Unless you’ve been living under a rock for the past 3 years, chances are you must have been acquainted with the recent surge in the price of cryptocurrencies-more specifically Bitcoin. If not, here’s 4 year price chart depicting how the price of a unit went from $66 to $4316-an unprecedented 65 multiple increase. To put things into perspective, a mere investment of a lac rupees in 2010 would have made you richer than Malik Riaz today. For comparison purposes, tech giant Google’s parent company, Alphabet, went from $54.21 to $925- a 17 time increase- in more than three times the time period.
Such astronomical returns should raise some eyebrows, and we’ll get to that in a bit. But let’s first understand how cryptocurrency works and what drives its value.
An angry response to global financial crisis
The concept of Bitcoin was first proposed around 2008 by a group of anonymous people as an angry response to the global financial crisis. The idea was to put out a transparent decentralized currency that would simple connect the payer and the payee without the hassle of a bank or a government.
Each transaction on the blockchain (the network that would power the transactions) would be recorded in a public ledger (https://blockchain.info/) that could be seen by anyone, thus creating a tamper-proof system.
The network would be powered by the computing power of thousands of individuals on the network known as miners, with each miner receiving a reward in the form of a bitcoin. The design was such that the coins would be limited to a supply of 21million, but they would never really reach that number as the transactions would get harder to process as more mining took place.
That’s all well and good, but the real question is; what’s driving the value? The answer: Nobody knows for sure.
What’s driving the value of the currency?
Some say it’s the extensive adoption of the blockchain platform in the recent years. A quick Google search reveals just about a 100 list of companies that currently accept BTC. And if adoption was the real cause, PayPal would be worth much more than any other payment platform.
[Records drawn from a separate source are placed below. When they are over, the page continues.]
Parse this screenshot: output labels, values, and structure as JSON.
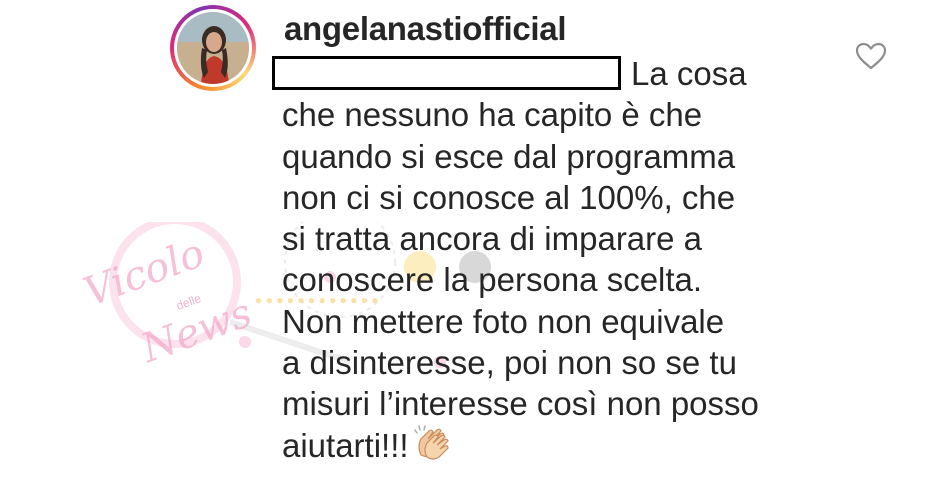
{
  "comment": {
    "username": "angelanastiofficial",
    "lines": [
      "La cosa",
      "che nessuno ha capito è che",
      "quando si esce dal programma",
      "non ci si conosce al 100%, che",
      "si tratta ancora di imparare a",
      "conoscere la persona scelta.",
      "Non mettere foto non equivale",
      "a disinteresse, poi non so se tu",
      "misuri l’interesse così non posso",
      "aiutarti!!!"
    ],
    "emoji_icon": "clapping-hands-icon",
    "like_icon": "heart-outline-icon"
  },
  "watermark": {
    "brand_line1": "Vicolo",
    "brand_small": "delle",
    "brand_line2": "News"
  },
  "colors": {
    "text": "#262626",
    "ring_start": "#f58529",
    "ring_mid": "#dd2a7b",
    "ring_end": "#8134af",
    "watermark": "#f3a6c8"
  }
}
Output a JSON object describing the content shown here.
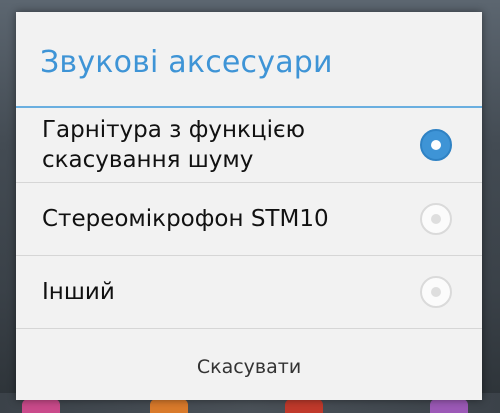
{
  "dialog": {
    "title": "Звукові аксесуари",
    "options": [
      {
        "label": "Гарнітура з функцією скасування шуму",
        "selected": true
      },
      {
        "label": "Стереомікрофон STM10",
        "selected": false
      },
      {
        "label": "Інший",
        "selected": false
      }
    ],
    "cancel_label": "Скасувати"
  },
  "colors": {
    "accent": "#3e94d6",
    "dialog_background": "#f2f2f2"
  }
}
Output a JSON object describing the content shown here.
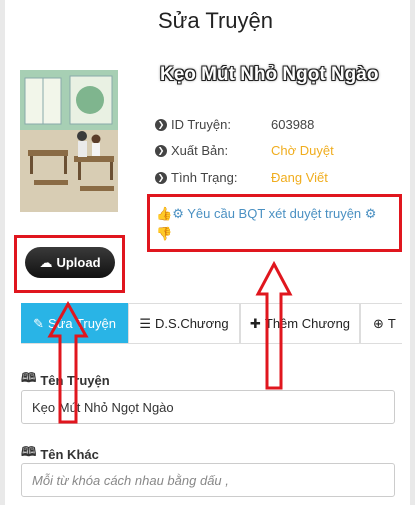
{
  "page": {
    "title": "Sửa Truyện"
  },
  "story": {
    "title": "Kẹo Mút Nhỏ Ngọt Ngào",
    "info": [
      {
        "label": "ID Truyện:",
        "value": "603988",
        "value_color": "#444444"
      },
      {
        "label": "Xuất Bản:",
        "value": "Chờ Duyệt",
        "value_color": "#f0ad1e"
      },
      {
        "label": "Tình Trạng:",
        "value": "Đang Viết",
        "value_color": "#f0ad1e"
      }
    ],
    "request_review_label": "Yêu cầu BQT xét duyệt truyện"
  },
  "upload": {
    "label": "Upload"
  },
  "tabs": [
    {
      "label": "Sửa Truyện",
      "active": true
    },
    {
      "label": "D.S.Chương",
      "active": false
    },
    {
      "label": "Thêm Chương",
      "active": false
    },
    {
      "label": "T",
      "active": false
    }
  ],
  "form": {
    "story_name": {
      "label": "Tên Truyện",
      "value": "Kẹo Mút Nhỏ Ngọt Ngào"
    },
    "other_name": {
      "label": "Tên Khác",
      "placeholder": "Mỗi từ khóa cách nhau bằng dấu ,"
    }
  },
  "colors": {
    "accent": "#29b4e6",
    "annotation": "#e0161e",
    "link": "#4a90c2",
    "status": "#f0ad1e"
  }
}
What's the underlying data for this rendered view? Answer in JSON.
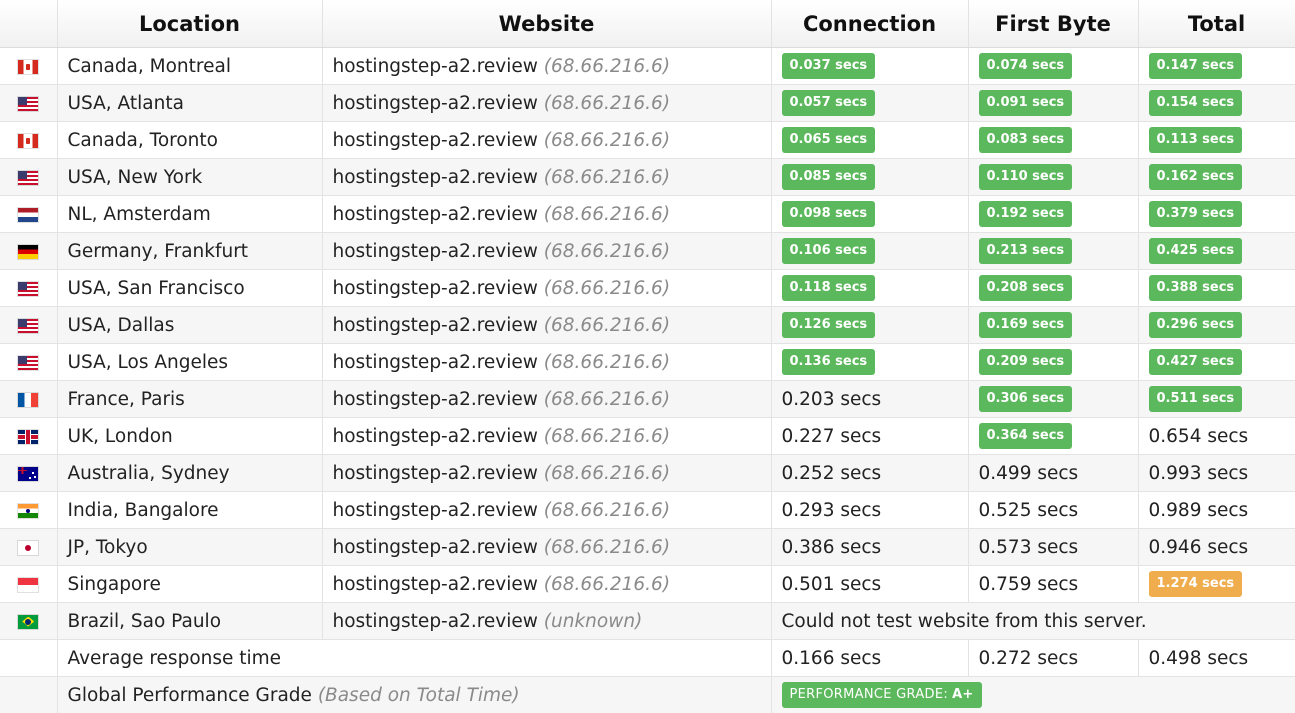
{
  "headers": {
    "location": "Location",
    "website": "Website",
    "connection": "Connection",
    "first_byte": "First Byte",
    "total": "Total"
  },
  "rows": [
    {
      "flag": "canada-flag-icon",
      "location": "Canada, Montreal",
      "site": "hostingstep-a2.review",
      "ip": "(68.66.216.6)",
      "connection": "0.037 secs",
      "first_byte": "0.074 secs",
      "total": "0.147 secs"
    },
    {
      "flag": "usa-flag-icon",
      "location": "USA, Atlanta",
      "site": "hostingstep-a2.review",
      "ip": "(68.66.216.6)",
      "connection": "0.057 secs",
      "first_byte": "0.091 secs",
      "total": "0.154 secs"
    },
    {
      "flag": "canada-flag-icon",
      "location": "Canada, Toronto",
      "site": "hostingstep-a2.review",
      "ip": "(68.66.216.6)",
      "connection": "0.065 secs",
      "first_byte": "0.083 secs",
      "total": "0.113 secs"
    },
    {
      "flag": "usa-flag-icon",
      "location": "USA, New York",
      "site": "hostingstep-a2.review",
      "ip": "(68.66.216.6)",
      "connection": "0.085 secs",
      "first_byte": "0.110 secs",
      "total": "0.162 secs"
    },
    {
      "flag": "netherlands-flag-icon",
      "location": "NL, Amsterdam",
      "site": "hostingstep-a2.review",
      "ip": "(68.66.216.6)",
      "connection": "0.098 secs",
      "first_byte": "0.192 secs",
      "total": "0.379 secs"
    },
    {
      "flag": "germany-flag-icon",
      "location": "Germany, Frankfurt",
      "site": "hostingstep-a2.review",
      "ip": "(68.66.216.6)",
      "connection": "0.106 secs",
      "first_byte": "0.213 secs",
      "total": "0.425 secs"
    },
    {
      "flag": "usa-flag-icon",
      "location": "USA, San Francisco",
      "site": "hostingstep-a2.review",
      "ip": "(68.66.216.6)",
      "connection": "0.118 secs",
      "first_byte": "0.208 secs",
      "total": "0.388 secs"
    },
    {
      "flag": "usa-flag-icon",
      "location": "USA, Dallas",
      "site": "hostingstep-a2.review",
      "ip": "(68.66.216.6)",
      "connection": "0.126 secs",
      "first_byte": "0.169 secs",
      "total": "0.296 secs"
    },
    {
      "flag": "usa-flag-icon",
      "location": "USA, Los Angeles",
      "site": "hostingstep-a2.review",
      "ip": "(68.66.216.6)",
      "connection": "0.136 secs",
      "first_byte": "0.209 secs",
      "total": "0.427 secs"
    },
    {
      "flag": "france-flag-icon",
      "location": "France, Paris",
      "site": "hostingstep-a2.review",
      "ip": "(68.66.216.6)",
      "connection": "0.203 secs",
      "first_byte": "0.306 secs",
      "total": "0.511 secs"
    },
    {
      "flag": "uk-flag-icon",
      "location": "UK, London",
      "site": "hostingstep-a2.review",
      "ip": "(68.66.216.6)",
      "connection": "0.227 secs",
      "first_byte": "0.364 secs",
      "total": "0.654 secs"
    },
    {
      "flag": "australia-flag-icon",
      "location": "Australia, Sydney",
      "site": "hostingstep-a2.review",
      "ip": "(68.66.216.6)",
      "connection": "0.252 secs",
      "first_byte": "0.499 secs",
      "total": "0.993 secs"
    },
    {
      "flag": "india-flag-icon",
      "location": "India, Bangalore",
      "site": "hostingstep-a2.review",
      "ip": "(68.66.216.6)",
      "connection": "0.293 secs",
      "first_byte": "0.525 secs",
      "total": "0.989 secs"
    },
    {
      "flag": "japan-flag-icon",
      "location": "JP, Tokyo",
      "site": "hostingstep-a2.review",
      "ip": "(68.66.216.6)",
      "connection": "0.386 secs",
      "first_byte": "0.573 secs",
      "total": "0.946 secs"
    },
    {
      "flag": "singapore-flag-icon",
      "location": "Singapore",
      "site": "hostingstep-a2.review",
      "ip": "(68.66.216.6)",
      "connection": "0.501 secs",
      "first_byte": "0.759 secs",
      "total": "1.274 secs"
    },
    {
      "flag": "brazil-flag-icon",
      "location": "Brazil, Sao Paulo",
      "site": "hostingstep-a2.review",
      "ip": "(unknown)",
      "error": "Could not test website from this server."
    }
  ],
  "average": {
    "label": "Average response time",
    "connection": "0.166 secs",
    "first_byte": "0.272 secs",
    "total": "0.498 secs"
  },
  "grade": {
    "label": "Global Performance Grade",
    "note": "(Based on Total Time)",
    "badge_text": "PERFORMANCE GRADE:",
    "badge_value": "A+"
  },
  "colors": {
    "good": "#5cb85c",
    "warn": "#f0ad4e"
  }
}
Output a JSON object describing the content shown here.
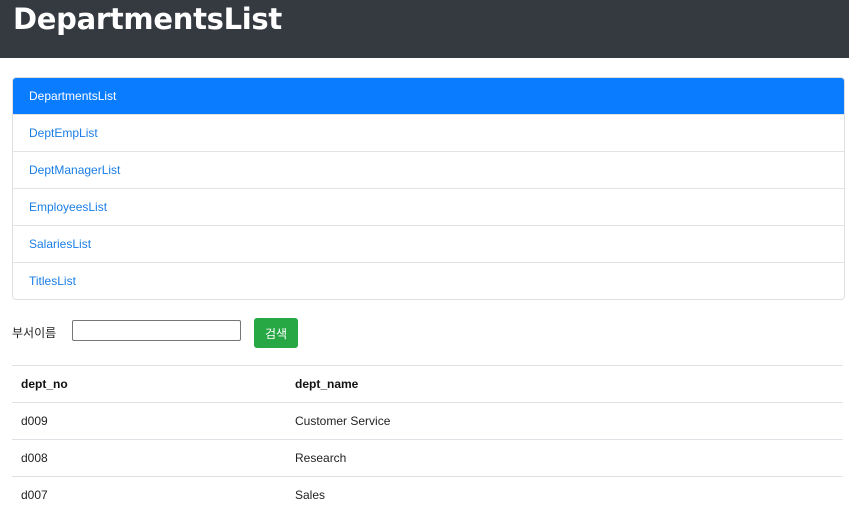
{
  "header": {
    "title": "DepartmentsList"
  },
  "nav": {
    "items": [
      {
        "label": "DepartmentsList",
        "active": true
      },
      {
        "label": "DeptEmpList",
        "active": false
      },
      {
        "label": "DeptManagerList",
        "active": false
      },
      {
        "label": "EmployeesList",
        "active": false
      },
      {
        "label": "SalariesList",
        "active": false
      },
      {
        "label": "TitlesList",
        "active": false
      }
    ]
  },
  "search": {
    "label": "부서이름",
    "value": "",
    "button_label": "검색"
  },
  "table": {
    "columns": [
      "dept_no",
      "dept_name"
    ],
    "rows": [
      [
        "d009",
        "Customer Service"
      ],
      [
        "d008",
        "Research"
      ],
      [
        "d007",
        "Sales"
      ]
    ]
  },
  "colors": {
    "header_bg": "#343a40",
    "active": "#0a7cff",
    "link": "#1a7ee6",
    "button": "#28a745"
  }
}
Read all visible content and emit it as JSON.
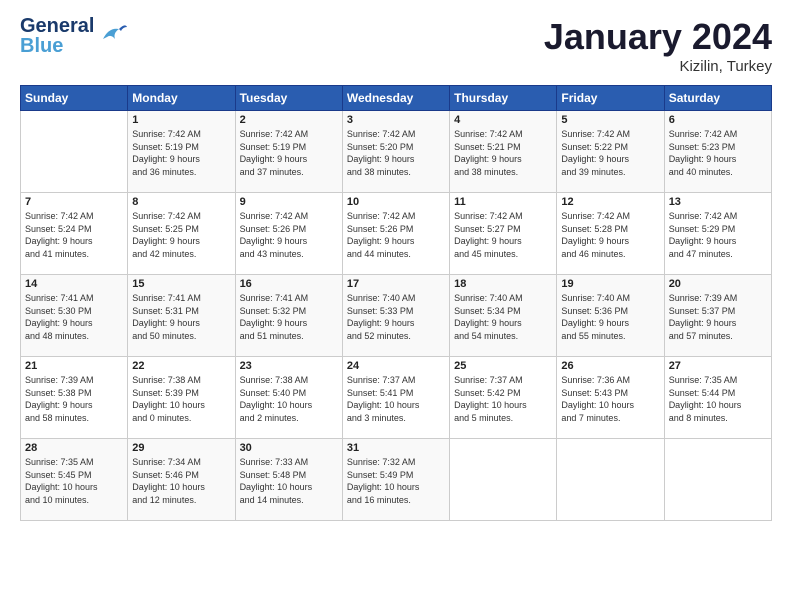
{
  "header": {
    "logo_general": "General",
    "logo_blue": "Blue",
    "month_title": "January 2024",
    "location": "Kizilin, Turkey"
  },
  "columns": [
    "Sunday",
    "Monday",
    "Tuesday",
    "Wednesday",
    "Thursday",
    "Friday",
    "Saturday"
  ],
  "weeks": [
    [
      {
        "day": "",
        "info": ""
      },
      {
        "day": "1",
        "info": "Sunrise: 7:42 AM\nSunset: 5:19 PM\nDaylight: 9 hours\nand 36 minutes."
      },
      {
        "day": "2",
        "info": "Sunrise: 7:42 AM\nSunset: 5:19 PM\nDaylight: 9 hours\nand 37 minutes."
      },
      {
        "day": "3",
        "info": "Sunrise: 7:42 AM\nSunset: 5:20 PM\nDaylight: 9 hours\nand 38 minutes."
      },
      {
        "day": "4",
        "info": "Sunrise: 7:42 AM\nSunset: 5:21 PM\nDaylight: 9 hours\nand 38 minutes."
      },
      {
        "day": "5",
        "info": "Sunrise: 7:42 AM\nSunset: 5:22 PM\nDaylight: 9 hours\nand 39 minutes."
      },
      {
        "day": "6",
        "info": "Sunrise: 7:42 AM\nSunset: 5:23 PM\nDaylight: 9 hours\nand 40 minutes."
      }
    ],
    [
      {
        "day": "7",
        "info": "Sunrise: 7:42 AM\nSunset: 5:24 PM\nDaylight: 9 hours\nand 41 minutes."
      },
      {
        "day": "8",
        "info": "Sunrise: 7:42 AM\nSunset: 5:25 PM\nDaylight: 9 hours\nand 42 minutes."
      },
      {
        "day": "9",
        "info": "Sunrise: 7:42 AM\nSunset: 5:26 PM\nDaylight: 9 hours\nand 43 minutes."
      },
      {
        "day": "10",
        "info": "Sunrise: 7:42 AM\nSunset: 5:26 PM\nDaylight: 9 hours\nand 44 minutes."
      },
      {
        "day": "11",
        "info": "Sunrise: 7:42 AM\nSunset: 5:27 PM\nDaylight: 9 hours\nand 45 minutes."
      },
      {
        "day": "12",
        "info": "Sunrise: 7:42 AM\nSunset: 5:28 PM\nDaylight: 9 hours\nand 46 minutes."
      },
      {
        "day": "13",
        "info": "Sunrise: 7:42 AM\nSunset: 5:29 PM\nDaylight: 9 hours\nand 47 minutes."
      }
    ],
    [
      {
        "day": "14",
        "info": "Sunrise: 7:41 AM\nSunset: 5:30 PM\nDaylight: 9 hours\nand 48 minutes."
      },
      {
        "day": "15",
        "info": "Sunrise: 7:41 AM\nSunset: 5:31 PM\nDaylight: 9 hours\nand 50 minutes."
      },
      {
        "day": "16",
        "info": "Sunrise: 7:41 AM\nSunset: 5:32 PM\nDaylight: 9 hours\nand 51 minutes."
      },
      {
        "day": "17",
        "info": "Sunrise: 7:40 AM\nSunset: 5:33 PM\nDaylight: 9 hours\nand 52 minutes."
      },
      {
        "day": "18",
        "info": "Sunrise: 7:40 AM\nSunset: 5:34 PM\nDaylight: 9 hours\nand 54 minutes."
      },
      {
        "day": "19",
        "info": "Sunrise: 7:40 AM\nSunset: 5:36 PM\nDaylight: 9 hours\nand 55 minutes."
      },
      {
        "day": "20",
        "info": "Sunrise: 7:39 AM\nSunset: 5:37 PM\nDaylight: 9 hours\nand 57 minutes."
      }
    ],
    [
      {
        "day": "21",
        "info": "Sunrise: 7:39 AM\nSunset: 5:38 PM\nDaylight: 9 hours\nand 58 minutes."
      },
      {
        "day": "22",
        "info": "Sunrise: 7:38 AM\nSunset: 5:39 PM\nDaylight: 10 hours\nand 0 minutes."
      },
      {
        "day": "23",
        "info": "Sunrise: 7:38 AM\nSunset: 5:40 PM\nDaylight: 10 hours\nand 2 minutes."
      },
      {
        "day": "24",
        "info": "Sunrise: 7:37 AM\nSunset: 5:41 PM\nDaylight: 10 hours\nand 3 minutes."
      },
      {
        "day": "25",
        "info": "Sunrise: 7:37 AM\nSunset: 5:42 PM\nDaylight: 10 hours\nand 5 minutes."
      },
      {
        "day": "26",
        "info": "Sunrise: 7:36 AM\nSunset: 5:43 PM\nDaylight: 10 hours\nand 7 minutes."
      },
      {
        "day": "27",
        "info": "Sunrise: 7:35 AM\nSunset: 5:44 PM\nDaylight: 10 hours\nand 8 minutes."
      }
    ],
    [
      {
        "day": "28",
        "info": "Sunrise: 7:35 AM\nSunset: 5:45 PM\nDaylight: 10 hours\nand 10 minutes."
      },
      {
        "day": "29",
        "info": "Sunrise: 7:34 AM\nSunset: 5:46 PM\nDaylight: 10 hours\nand 12 minutes."
      },
      {
        "day": "30",
        "info": "Sunrise: 7:33 AM\nSunset: 5:48 PM\nDaylight: 10 hours\nand 14 minutes."
      },
      {
        "day": "31",
        "info": "Sunrise: 7:32 AM\nSunset: 5:49 PM\nDaylight: 10 hours\nand 16 minutes."
      },
      {
        "day": "",
        "info": ""
      },
      {
        "day": "",
        "info": ""
      },
      {
        "day": "",
        "info": ""
      }
    ]
  ]
}
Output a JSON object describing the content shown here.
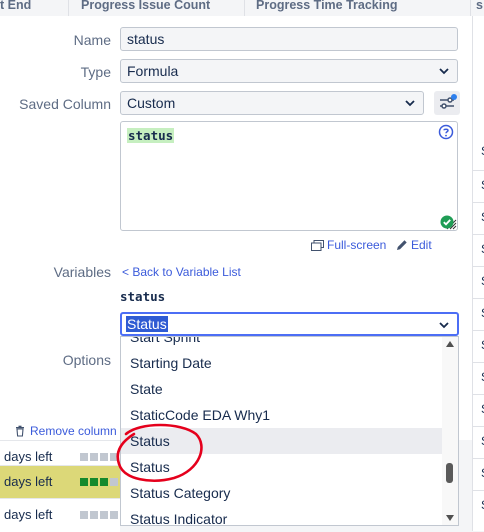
{
  "header": {
    "col1": "t End",
    "col2": "Progress Issue Count",
    "col3": "Progress Time Tracking",
    "col4": "s"
  },
  "right_column": {
    "letter": "S"
  },
  "background_rows": [
    {
      "text": "days left",
      "bars": [
        "e",
        "e",
        "e",
        "e"
      ]
    },
    {
      "text": "days left",
      "bars": [
        "g",
        "g",
        "g",
        "e"
      ]
    },
    {
      "text": "days left",
      "bars": [
        "e",
        "e",
        "e",
        "e"
      ]
    }
  ],
  "form": {
    "name_label": "Name",
    "name_value": "status",
    "type_label": "Type",
    "type_value": "Formula",
    "saved_label": "Saved Column",
    "saved_value": "Custom",
    "formula": "status",
    "fullscreen": "Full-screen",
    "edit": "Edit",
    "variables_label": "Variables",
    "back_link": "< Back to Variable List",
    "variable_name": "status",
    "variable_select_value": "Status",
    "options_label": "Options",
    "remove_column": "Remove column"
  },
  "dropdown_options": [
    "Start Sprint",
    "Starting Date",
    "State",
    "StaticCode EDA Why1",
    "Status",
    "Status",
    "Status Category",
    "Status Indicator"
  ],
  "colors": {
    "accent": "#3b5bdb",
    "highlight": "#c6efc0",
    "annotation": "#e5001c",
    "ok": "#1f9d55"
  },
  "icons": [
    "chevron-down-icon",
    "settings-sliders-icon",
    "help-icon",
    "check-circle-icon",
    "fullscreen-icon",
    "pencil-icon",
    "trash-icon",
    "resize-grip-icon"
  ]
}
A more plausible theory is its use as an alternative investment. Countries with strict capital controls such as China highly regulate the outflow of yuan from the country. Investors looking to use their money in some other part of the world have to go through bureaucratic red tape to convert their money.
Instead of all that hassle, they could simply purchase a couple of bitcoins and send them to the other end of the world in less than 7 seconds. Another key point driving Bitcoin’s value is its positioning as the point of entry for cryptocurrency. Most exchanges don’t even have a dollar pairing for smaller crypto-coins but would still hold a bitcoin pairing.
So nobody really knows what’s driving the value of the currency, yet there are millions of dollars worth of bitcoin transacted every day on currency exchanges. Sounds familiar to the pre-dotcom bubble era doesn’t it? The largest IPOs at the time, including Pets.com, went bust when people realized they are overvaluing the potential of e-commerce by a huge margin. Similar things happen during the housing bubble of 2008, when herd mentality and greed managed to blur common sense. History isn’t on bitcoin’s side.
Fundamentals go against the principles
Though the fundamentals of bitcoin investing tend to go against all the principles of value investing, the prospects of such huge gains did manage to garner a lot of attention. The Winklewoss twins of the Facebook fame own about 1% of all the bitcoin supply in the world. Similarly, many high net worth individuals are dedicating a proportion of their portfolio to the cryptocurrency. And that’s another problem I see with the currency; such huge holdings mean that big market players have the power to manipulate its market cap at will. And unlike stocks which have the SECP penalizing such maneuvers, all is fair in the big bad crypto-world.
But that’s not to say you should avoid bitcoin investing completely; the currency can be used for hedging purposes thanks to its negative correlation with fiat currency and hence, world events. Price hikes during the Greece economic crisis, Brexit and Donald Trump’s ascension to president serve as proof.
You could also benefit off the huge spreads and volatility through day trading or applying a simple holding strategy and wait for percentage gains before cashing out. Whether the bubble bursts before your exit is in most parts luck. Just remember not to go all in; I would personally advise dedicating less than 1% of a portfolio to account for the extremely high value at risk.